If you’re an entrepreneur it’s simple, get up, get outside and go for a walk, go to the gym, play a game, spend time with your kids. Getting your mind off a task while doing something else is always the easiest way to regain some energy. I mean how many times have so many of us lost something (anything) then spent almost 10 minutes (or more) searching for them before deciding to just go ahead and do something else. Then 5 or 10 seconds pass while you are doing something else and seemingly by magic your brain all of a sudden becomes clear, you retrace all of your steps and BOOM there are the keys, the tickets to the show, or whatever else you might have been looking for. The power of distraction is quite useful and often quite underutilized. If you think real hard I know that you can think of many times when distractions have been very useful in your life.

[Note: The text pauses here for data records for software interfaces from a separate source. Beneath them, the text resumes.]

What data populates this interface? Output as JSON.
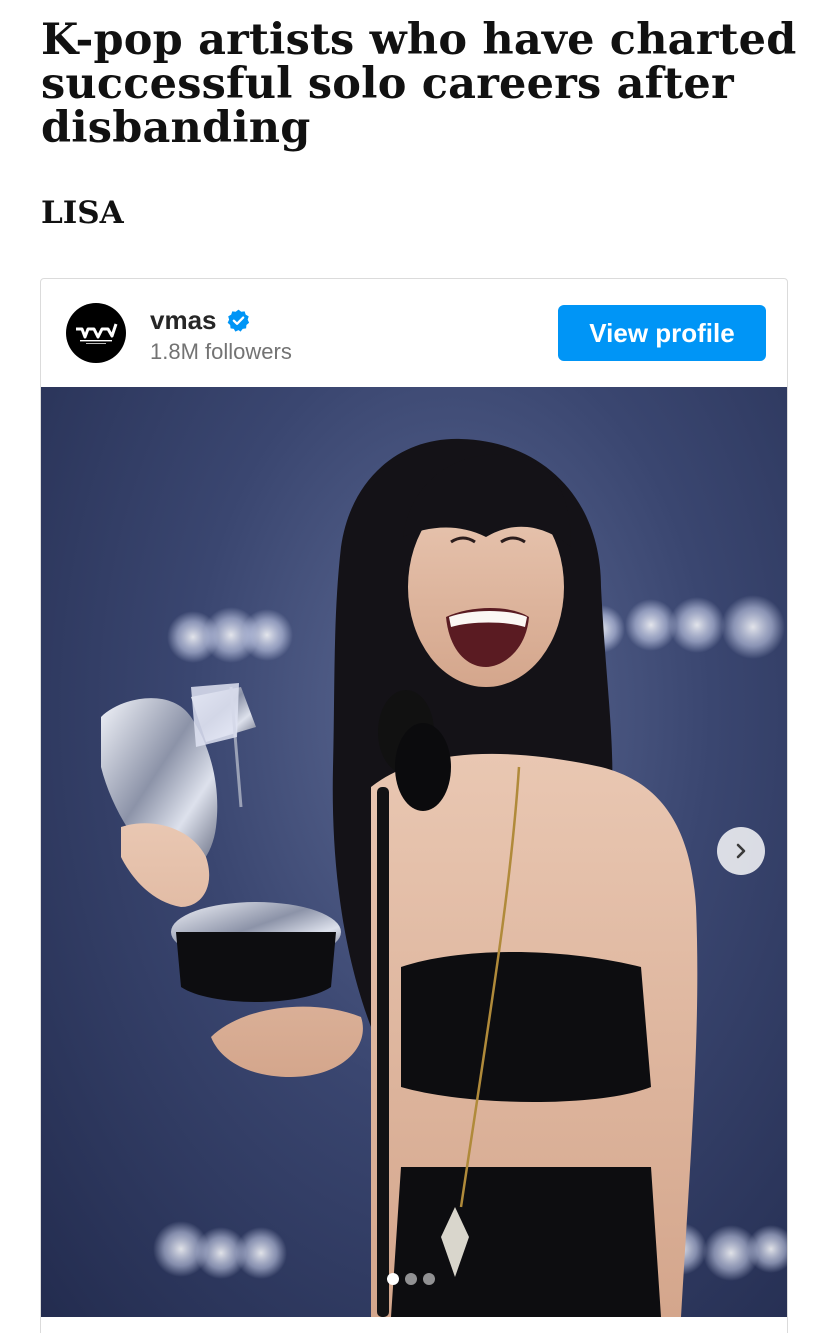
{
  "article": {
    "headline": "K-pop artists who have charted successful solo careers after disbanding",
    "section_name": "LISA"
  },
  "embed": {
    "account": {
      "username": "vmas",
      "verified": true,
      "followers": "1.8M followers",
      "avatar_text": "VMA"
    },
    "view_profile_label": "View profile",
    "carousel": {
      "current_index": 1,
      "total": 3
    },
    "colors": {
      "button": "#0095f6",
      "verified_badge": "#0095f6",
      "followers_text": "#737373"
    }
  }
}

So what happens when we are at work and we just don’t seem to be getting any work done? What happens when we lose our inspiration to move forward? Why do we all treat work like it is different? We have to get things done, even if we are drained, we have to clock in and clock out.

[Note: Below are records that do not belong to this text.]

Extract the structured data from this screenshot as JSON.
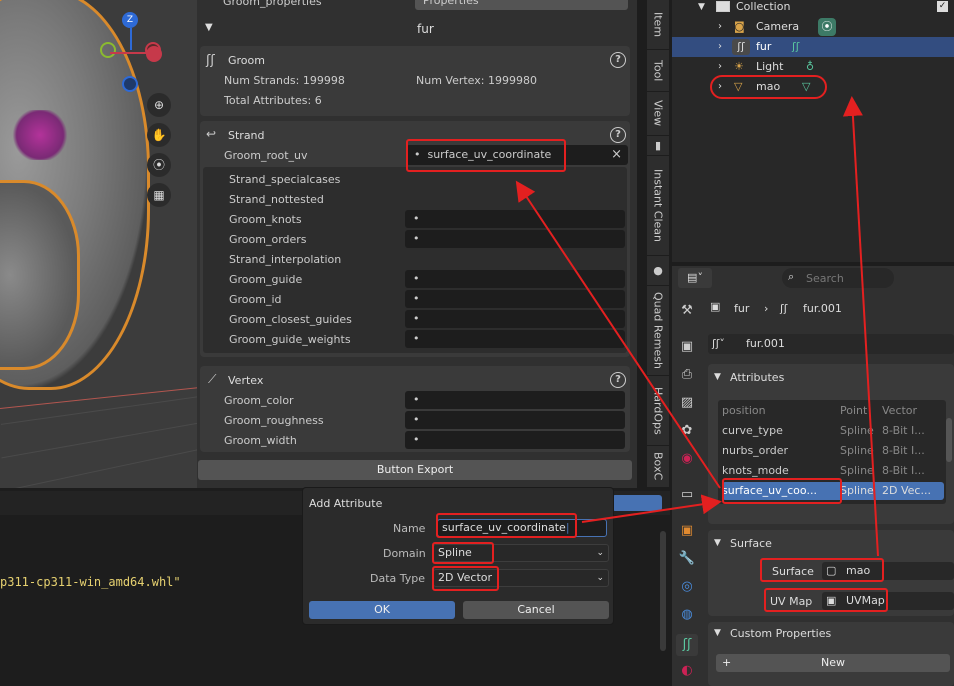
{
  "viewport": {
    "gizmo": {
      "z": "Z"
    },
    "tool_icons": [
      "zoom-icon",
      "hand-icon",
      "camera-icon",
      "grid-icon"
    ]
  },
  "props_panel": {
    "top_row": {
      "label": "Groom_properties",
      "value": "Properties"
    },
    "header_label": "fur",
    "groom": {
      "title": "Groom",
      "num_strands": "Num Strands: 199998",
      "num_vertex": "Num Vertex: 1999980",
      "total_attributes": "Total Attributes: 6",
      "help": "?"
    },
    "strand": {
      "title": "Strand",
      "help": "?",
      "root_uv_label": "Groom_root_uv",
      "root_uv_value": "surface_uv_coordinate",
      "root_uv_clear": "×",
      "rows": [
        {
          "label": "Strand_specialcases",
          "value": ""
        },
        {
          "label": "Strand_nottested",
          "value": ""
        },
        {
          "label": "Groom_knots",
          "value": "•"
        },
        {
          "label": "Groom_orders",
          "value": "•"
        },
        {
          "label": "Strand_interpolation",
          "value": ""
        },
        {
          "label": "Groom_guide",
          "value": "•"
        },
        {
          "label": "Groom_id",
          "value": "•"
        },
        {
          "label": "Groom_closest_guides",
          "value": "•"
        },
        {
          "label": "Groom_guide_weights",
          "value": "•"
        }
      ]
    },
    "vertex": {
      "title": "Vertex",
      "help": "?",
      "rows": [
        {
          "label": "Groom_color",
          "value": "•"
        },
        {
          "label": "Groom_roughness",
          "value": "•"
        },
        {
          "label": "Groom_width",
          "value": "•"
        }
      ]
    },
    "export_button": "Button Export"
  },
  "npanel_tabs": [
    "Item",
    "Tool",
    "View",
    "Instant Clean",
    "Quad Remesh",
    "HardOps",
    "BoxC"
  ],
  "outliner": {
    "rows": [
      {
        "name": "Collection",
        "icon": "collection-icon"
      },
      {
        "name": "Camera",
        "icon": "camera-icon"
      },
      {
        "name": "fur",
        "icon": "curves-icon"
      },
      {
        "name": "Light",
        "icon": "light-icon"
      },
      {
        "name": "mao",
        "icon": "mesh-icon"
      }
    ]
  },
  "properties": {
    "search_placeholder": "Search",
    "breadcrumb": {
      "object": "fur",
      "data": "fur.001"
    },
    "datablock_name": "fur.001",
    "attributes": {
      "title": "Attributes",
      "columns": [
        "position",
        "Point",
        "Vector"
      ],
      "rows": [
        {
          "name": "position",
          "domain": "Point",
          "type": "Vector"
        },
        {
          "name": "curve_type",
          "domain": "Spline",
          "type": "8-Bit I..."
        },
        {
          "name": "nurbs_order",
          "domain": "Spline",
          "type": "8-Bit I..."
        },
        {
          "name": "knots_mode",
          "domain": "Spline",
          "type": "8-Bit I..."
        },
        {
          "name": "surface_uv_coo...",
          "domain": "Spline",
          "type": "2D Vec..."
        }
      ]
    },
    "surface": {
      "title": "Surface",
      "surface_label": "Surface",
      "surface_value": "mao",
      "uvmap_label": "UV Map",
      "uvmap_value": "UVMap"
    },
    "custom_properties": {
      "title": "Custom Properties",
      "new_button": "New",
      "plus": "+"
    }
  },
  "console": {
    "text": "p311-cp311-win_amd64.whl\""
  },
  "dialog": {
    "title": "Add Attribute",
    "name_label": "Name",
    "name_value": "surface_uv_coordinate",
    "domain_label": "Domain",
    "domain_value": "Spline",
    "datatype_label": "Data Type",
    "datatype_value": "2D Vector",
    "ok": "OK",
    "cancel": "Cancel"
  },
  "colors": {
    "annotation_red": "#e32020",
    "selection_blue": "#4772b3",
    "groom_orange": "#d98a2b"
  }
}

I won’t pretend to have the answer to everyone’s situation about their relationship with time and losing energy at work but what I do know about all of this is that for me I have developed a whole lot of respect for someone like Stefan Sagmeister. Stefan is someone who I think has figured “it” out.
How many of you are counting down the days until retirement? Well Stefan (and me by association) would say what the heck are you waiting for? Retire today. Retire again in 7 years. Then repeat that until you are ready to retire forever. Stefan has discovered the greatest distraction of all-an entire year free of work away from all things. Stefan’s argument (and yes I know he is self employed and obviously doing well for himself so it might be easier to say for him but I agree with the premise) is that if we could just step away for a while then our batteries will be refreshed. His case is specific to design in that he says his designs begin to merge together after 7 years of constant work (of course this happens without him even knowing). He noted that when his designs got too similar that it was time for him to simply shut down the shop and walk away. He needed to walk away for his brain to percolate, to grow new ideas, to become fresh once again. Watch what else he has to say about how we work and energize ourselves:

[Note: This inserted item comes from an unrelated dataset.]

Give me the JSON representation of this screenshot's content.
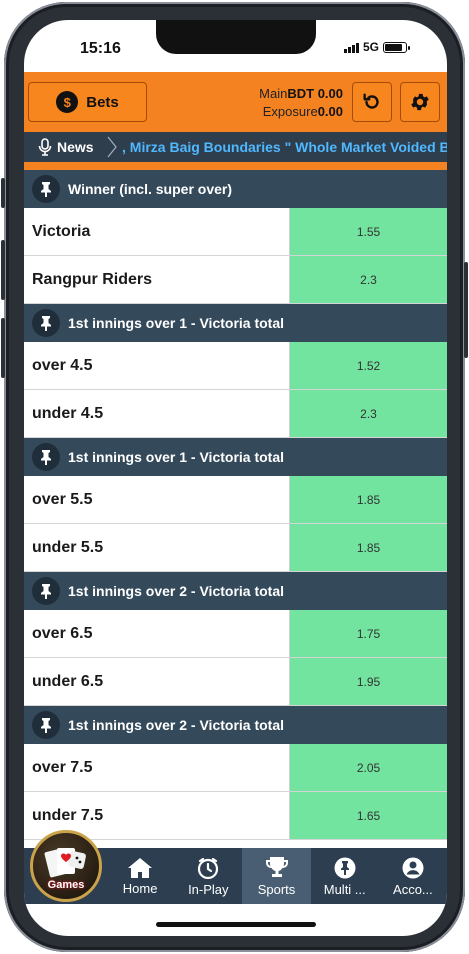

We are trained our whole lives to value time, that time is the most precious thing any of us have. Being on time is important, getting things done is important. But if time is really important to us then we must not ever forget that we are owed time as well. Time can be your friend or time can be your enemy.
How do you treat time? How does your work treat time? Is this a discussion we need to have more vigorously with those that we work with and those we work for?